Source: Zim to wait a little longer to access US market | The Financial Gazette February 16, 2018
ZIMBABWEAN firms will have to wait a little longer to access the $211 billion United States of America market under the African Growth and Opportunity Act (AGOA).
US State Department acting director for economic and regional affairs, Harry Sullivan, told TheFinancial Gazette on Tuesday that despite the change of government in Zimbabwe, the southern African country will not be immediately eligible to benefit from the AGOA programme.
“Every year there is an inter-agency process in Washington that considers new AGOA-eligible countries, and this year, in fact, we anticipate that The Gambia and Swaziland will rejoin AGOA,” he said in a telephone interview.

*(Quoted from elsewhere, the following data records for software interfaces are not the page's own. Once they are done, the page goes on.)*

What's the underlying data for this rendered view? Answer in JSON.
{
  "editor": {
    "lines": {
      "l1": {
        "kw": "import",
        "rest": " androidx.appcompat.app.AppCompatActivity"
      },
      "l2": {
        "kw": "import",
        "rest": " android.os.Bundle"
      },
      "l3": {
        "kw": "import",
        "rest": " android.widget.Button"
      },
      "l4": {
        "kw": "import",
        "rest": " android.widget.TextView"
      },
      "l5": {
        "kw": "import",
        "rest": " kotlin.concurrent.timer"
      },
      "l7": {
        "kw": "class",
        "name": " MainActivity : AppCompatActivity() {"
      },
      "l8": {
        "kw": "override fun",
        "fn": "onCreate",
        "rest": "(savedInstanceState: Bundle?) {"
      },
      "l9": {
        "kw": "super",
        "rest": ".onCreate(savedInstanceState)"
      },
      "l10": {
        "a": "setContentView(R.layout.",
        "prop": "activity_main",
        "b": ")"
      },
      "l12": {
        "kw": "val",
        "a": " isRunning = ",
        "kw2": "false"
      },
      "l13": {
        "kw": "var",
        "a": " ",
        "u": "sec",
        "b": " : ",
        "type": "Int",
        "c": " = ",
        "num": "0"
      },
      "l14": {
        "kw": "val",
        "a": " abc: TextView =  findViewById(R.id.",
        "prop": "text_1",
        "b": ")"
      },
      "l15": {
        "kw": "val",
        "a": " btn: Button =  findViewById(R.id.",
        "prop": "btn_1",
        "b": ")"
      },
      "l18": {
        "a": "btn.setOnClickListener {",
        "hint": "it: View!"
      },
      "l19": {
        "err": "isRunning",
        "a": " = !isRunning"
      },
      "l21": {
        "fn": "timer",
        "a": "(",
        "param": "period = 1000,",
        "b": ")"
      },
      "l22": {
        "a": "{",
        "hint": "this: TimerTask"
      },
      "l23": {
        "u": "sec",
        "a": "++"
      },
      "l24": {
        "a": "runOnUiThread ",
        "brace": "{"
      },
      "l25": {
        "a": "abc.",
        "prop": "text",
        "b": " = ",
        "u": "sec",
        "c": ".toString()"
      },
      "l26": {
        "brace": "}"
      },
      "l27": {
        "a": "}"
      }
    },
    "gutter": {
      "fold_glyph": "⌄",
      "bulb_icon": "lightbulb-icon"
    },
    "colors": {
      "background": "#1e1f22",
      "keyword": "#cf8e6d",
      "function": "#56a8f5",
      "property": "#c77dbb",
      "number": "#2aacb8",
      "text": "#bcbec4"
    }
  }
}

“Zimbabwe — because the changes there are so new and because the group starts meeting really in the middle of each year — we anticipate that we’ll be discussing Zimbabwe this year. The other thing is that the situation is still new; we are very optimistic, along with the Zimbabwean people, that change will continue to be positive and it’s a situation that we’re monitoring,” Sullivan said.
Zimbabwe has never been eligible to access the market due to the country’s human rights record and lack of respect for property rights.
Currently, 38 African countries are eligible for AGOA, which extends duty-free access to the US market across 6 000 tariff lines.
The US determines whether countries in sub-Saharan Africa meet its published eligibility requirements on a yearly basis and beneficiary status can be granted, or withdrawn, at the discretion of the US President.
However, there’s renewed optimism in the country following the ascendancy to power of President Emmerson Mnangagwa, who is perceived as pro-business, raising expectations that foreign capital inflows would increase.
Mnangagwa replaced Robert Mugabe, who ruled the country for 37 years until his resignation in November last year when the army and his ZANU-PF party turned against him.
Sullivan said there’s huge potential in African countries to benefit from American markets under AGOA, which has since been extended to 2025.
“There’s also huge potential for African businesses in the United States. It’s not easy, but I think businesses that have been able to take advantage successfully of the American market have benefitted significantly and I would encourage you all to promote AGOA among the private sector in Africa, and work with our trade hubs in order to make concrete opportunities happen,” he said.
In 2017, US-Africa trade rose by 15,8 percent, from $33 billion the previous year to $38,5 billion.
US exports to Africa rose four percent to $13,1 billion and African exports to the US rose by more than 20 percent to over $24 billion.
Increased oil exports, which are not covered by AGOA, accounted for a large share of the increase. Sullivan said there were also some “encouraging signs of diversification”.
For instance, African agricultural exports increased 10 percent to $2,7 billion and an increasing number of countries took advantage of the benefits available under the legislation.
Between 2016 and 2017, Ghana saw its exports under AGOA quadruple to more than $300 million, while Madagascar and Ethiopia took advantage of the market access granted for footwear and garments, with the two countries’ exports to the US rising to $152 million and $92 million respectively.